With the election this month, you may be wondering which party to vote for. But, more importantly, many young people should consider how the different political parties are addressing youth issues and which ones deserve their vote. In this article we will explore how the Conservatives, Liberal Democrats and Labour have addressed — or left out — youth policies.
Conservatives’ youth-related policies:
The Conservative’s party manifesto doesn’t include a specific section on proposed youth policies. However, policies that will affect the youth in different ways are present. The section most needing attention here is Education.
The Conservatives promise to increase school spending and increase per pupil funding to £5,000. They are also offering to fund art premiums to support extracurricular activities in schools. However, the party also supports expanding disciplinary methods, including exclusions. The proposal also needs to be viewed against the increase in the numbers of students and with inflation taken into account. But then the real term increase in school funds will be 7.4 per cent, which is less than what’s needed to reverse the effects of the funding cuts since 2009-2010. Having said that, the Conservatives do have another proposal to create a new £3bn skills fund to provide funding for education and training, which at least on paper looks promising.

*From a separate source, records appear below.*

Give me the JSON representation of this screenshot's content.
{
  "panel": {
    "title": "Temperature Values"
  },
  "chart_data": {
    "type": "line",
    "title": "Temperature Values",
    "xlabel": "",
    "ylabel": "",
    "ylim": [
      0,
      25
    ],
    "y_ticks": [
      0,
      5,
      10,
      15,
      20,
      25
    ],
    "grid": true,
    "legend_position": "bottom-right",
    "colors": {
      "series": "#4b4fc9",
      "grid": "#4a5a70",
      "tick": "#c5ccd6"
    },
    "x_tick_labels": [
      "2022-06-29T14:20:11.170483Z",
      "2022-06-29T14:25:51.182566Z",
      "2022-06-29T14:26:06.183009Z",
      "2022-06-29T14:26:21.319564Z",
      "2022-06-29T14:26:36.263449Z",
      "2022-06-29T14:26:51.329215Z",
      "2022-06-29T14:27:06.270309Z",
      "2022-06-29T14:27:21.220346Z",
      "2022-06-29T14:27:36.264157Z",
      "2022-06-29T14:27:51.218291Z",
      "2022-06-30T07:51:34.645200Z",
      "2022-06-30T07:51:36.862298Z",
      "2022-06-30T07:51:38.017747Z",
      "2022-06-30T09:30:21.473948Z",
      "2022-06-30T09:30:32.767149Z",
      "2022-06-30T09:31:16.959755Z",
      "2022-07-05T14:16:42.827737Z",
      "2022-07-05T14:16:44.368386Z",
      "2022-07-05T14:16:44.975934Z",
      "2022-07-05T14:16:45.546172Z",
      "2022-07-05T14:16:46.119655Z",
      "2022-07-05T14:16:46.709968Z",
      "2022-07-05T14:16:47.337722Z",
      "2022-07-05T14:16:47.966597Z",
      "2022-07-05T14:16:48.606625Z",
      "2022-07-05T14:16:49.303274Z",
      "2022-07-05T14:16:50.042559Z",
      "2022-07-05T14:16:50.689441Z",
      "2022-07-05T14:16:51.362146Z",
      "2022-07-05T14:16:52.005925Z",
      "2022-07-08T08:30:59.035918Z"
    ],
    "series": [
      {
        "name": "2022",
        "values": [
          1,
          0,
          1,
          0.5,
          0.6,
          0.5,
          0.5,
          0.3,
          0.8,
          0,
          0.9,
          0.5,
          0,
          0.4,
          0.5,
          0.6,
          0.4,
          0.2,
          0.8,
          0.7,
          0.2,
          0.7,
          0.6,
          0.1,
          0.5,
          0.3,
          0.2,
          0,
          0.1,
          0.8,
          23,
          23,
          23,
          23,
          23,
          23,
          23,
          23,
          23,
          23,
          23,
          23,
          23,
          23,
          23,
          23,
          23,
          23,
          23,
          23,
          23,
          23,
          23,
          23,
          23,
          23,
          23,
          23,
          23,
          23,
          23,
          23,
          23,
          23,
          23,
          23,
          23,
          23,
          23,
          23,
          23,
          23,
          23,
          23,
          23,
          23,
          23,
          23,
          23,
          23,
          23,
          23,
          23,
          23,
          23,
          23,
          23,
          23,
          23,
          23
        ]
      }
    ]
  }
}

Labour’s Youth Policy:
The Labour Party has a clear vision for their youth policy. The party commits to:
‘transform[ing] our country so that all young people feel valued, included and secure in their future’.
This policy stands on the following five key pillars that young people need:

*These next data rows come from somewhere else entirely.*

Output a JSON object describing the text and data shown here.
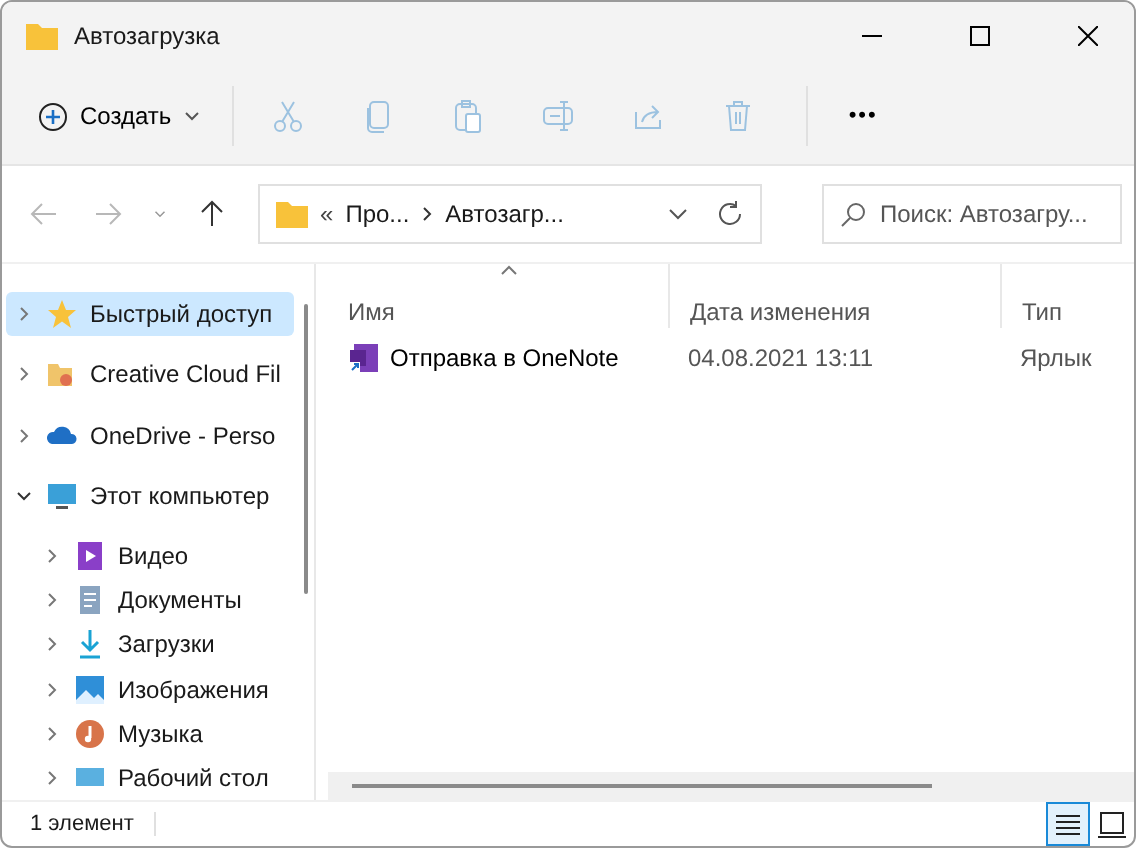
{
  "window": {
    "title": "Автозагрузка"
  },
  "toolbar": {
    "new_button": {
      "label": "Создать"
    },
    "tools": [
      {
        "kind": "cut",
        "disabled": true
      },
      {
        "kind": "copy",
        "disabled": true
      },
      {
        "kind": "paste",
        "disabled": true
      },
      {
        "kind": "rename",
        "disabled": true
      },
      {
        "kind": "share",
        "disabled": true
      },
      {
        "kind": "delete",
        "disabled": true
      }
    ],
    "more": "•••"
  },
  "navigation": {
    "back_disabled": true,
    "forward_disabled": true,
    "up_disabled": false
  },
  "address_bar": {
    "overflow": "«",
    "crumbs": [
      "Про...",
      "Автозагр..."
    ]
  },
  "search": {
    "placeholder": "Поиск: Автозагру..."
  },
  "sidebar": {
    "items": [
      {
        "label": "Быстрый доступ",
        "kind": "star",
        "expanded": false,
        "selected": true
      },
      {
        "label": "Creative Cloud Fil",
        "kind": "cc",
        "expanded": false,
        "selected": false
      },
      {
        "label": "OneDrive - Perso",
        "kind": "cloud",
        "expanded": false,
        "selected": false
      },
      {
        "label": "Этот компьютер",
        "kind": "pc",
        "expanded": true,
        "selected": false,
        "children": [
          {
            "label": "Видео",
            "kind": "video",
            "expanded": false,
            "selected": false
          },
          {
            "label": "Документы",
            "kind": "docs",
            "expanded": false,
            "selected": false
          },
          {
            "label": "Загрузки",
            "kind": "download",
            "expanded": false,
            "selected": false
          },
          {
            "label": "Изображения",
            "kind": "pictures",
            "expanded": false,
            "selected": false
          },
          {
            "label": "Музыка",
            "kind": "music",
            "expanded": false,
            "selected": false
          },
          {
            "label": "Рабочий стол",
            "kind": "desktop",
            "expanded": false,
            "selected": false
          }
        ]
      }
    ]
  },
  "table": {
    "columns": [
      {
        "label": "Имя",
        "sorted": true
      },
      {
        "label": "Дата изменения",
        "sorted": false
      },
      {
        "label": "Тип",
        "sorted": false
      }
    ],
    "rows": [
      {
        "name": "Отправка в OneNote",
        "date": "04.08.2021 13:11",
        "type": "Ярлык",
        "selected": false
      }
    ]
  },
  "status_bar": {
    "count": "1 элемент",
    "views": [
      {
        "kind": "details",
        "selected": true
      },
      {
        "kind": "tiles",
        "selected": false
      }
    ]
  }
}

- Being skilled and equipped to learn and earn
- Being active members of their communities and society
- Experiencing positive health and wellbeing
- Being happy and confident in their future
- Being treated fairly and equally
In their comprehensive youth policy, the Labour Party commits to creating a National Education Service to provide support and opportunity throughout life. In order to further facilitate higher education, they are committing to the abolition of tuition fees and bringing back maintenance grants. Moreover, there’s a proposal to create a new public service that will provide fast, full-fibre broadband to every home in the UK to connect communities. Lesser policies include free bus travel for all under-25. Additionally, there will be a national youth service that guarantees equal access to local, high-quality youth work.
One of the most popular commitments the Labour is making, is their promise to reduce the voting age to 16 and give full voting rights to all UK residents. Moreover, all workers aged 16 and over will be paid at least £10 per hour according to the party’s new Real Living Wage policy, instead of the current youth rate minimum wage.
On gender issues, Labour is pledging to close the gender pay gap by 2030 and deliver gender pay equality by making the state responsible for enforcing equal pay legislation for the first time. Moreover, LGBT+ equality will be prioritized by carrying on the national LGBT Action Plan, as well as enforcing policies that ensure all public services are LGBT+ inclusive.
Additionally, Labour is allocating £845 million for their Healthy Young Minds plan which aims at providing improved and more accessible mental health services for youngsters and children. On creating more jobs, Labour plans to introduce a Green Industrial Revolution that will provide one million new jobs. This will include transforming transport and building, while putting nature awareness at the heart of the process.
Liberal Democrats’ youth-related policies:
Just like the Conservatives, the Liberal Democrats do not have a designated youth policy. However, their manifesto has plenty of policies that are youth-relevant.
On Accessibility and Equality. The Lib Dems propose extending the Equal Rights Act to include all large companies. This will mean that there will be more data available on pay gaps and employment levels of BAME, LGBT+ and minority groups. Moreover, there is a policy addressing public spaces accessibility for wheelchair users. In addition, Lib Dems are aiming to reform the Gender Recognition Act by prohibiting medical reports requirements and including an ‘X’ gender option in passports. They also seek to recognize non-binary identities. This will also mean that gender-based price discrimination such as the Pink Tax will be scrapped. Pink Tax isn’t exactly a tax of course, but a phenomenon where products targeted for women are generally more expensive than those for men without a sensible cause. Additionally, caste discrimination will be outlawed.
On Education Policies. The Lib Dems promise to provide a £1 billion fund for education, some of which will be used to refund the VAT colleges pay. In its government-wide plan, the party promises a national fund to improve projects that work with youths from ethnic minorities, as well as campaigns that support anti-racism and anti-homophobia in sports. Moreover, the Lib Dems want schools to initiate gender-neutral uniform policies and drop bygone stereotypes of gender appropriateness in curricula.
On Equal Access to Educational Facilities. Here the party proposes the reinstation of maintenance grants as well as the introduction of the ‘Young People’s Premium’, the goal of which is to help children from disadvantaged backgrounds to stay in school.
With all these different policies and focus areas, you might feel dizzy from having to decide which party puts You as a priority and deserves your vote. But know that when it comes to politics, confusion is normal — especially if it’s your first vote. To make the task of choosing easier, browse through the manifestos on your own and do some research around the policy areas that matter to you the most.
Just know that even when feeling overwhelmed, you should always remember that voting is the only way to ensure your voice is heard — loud and clear.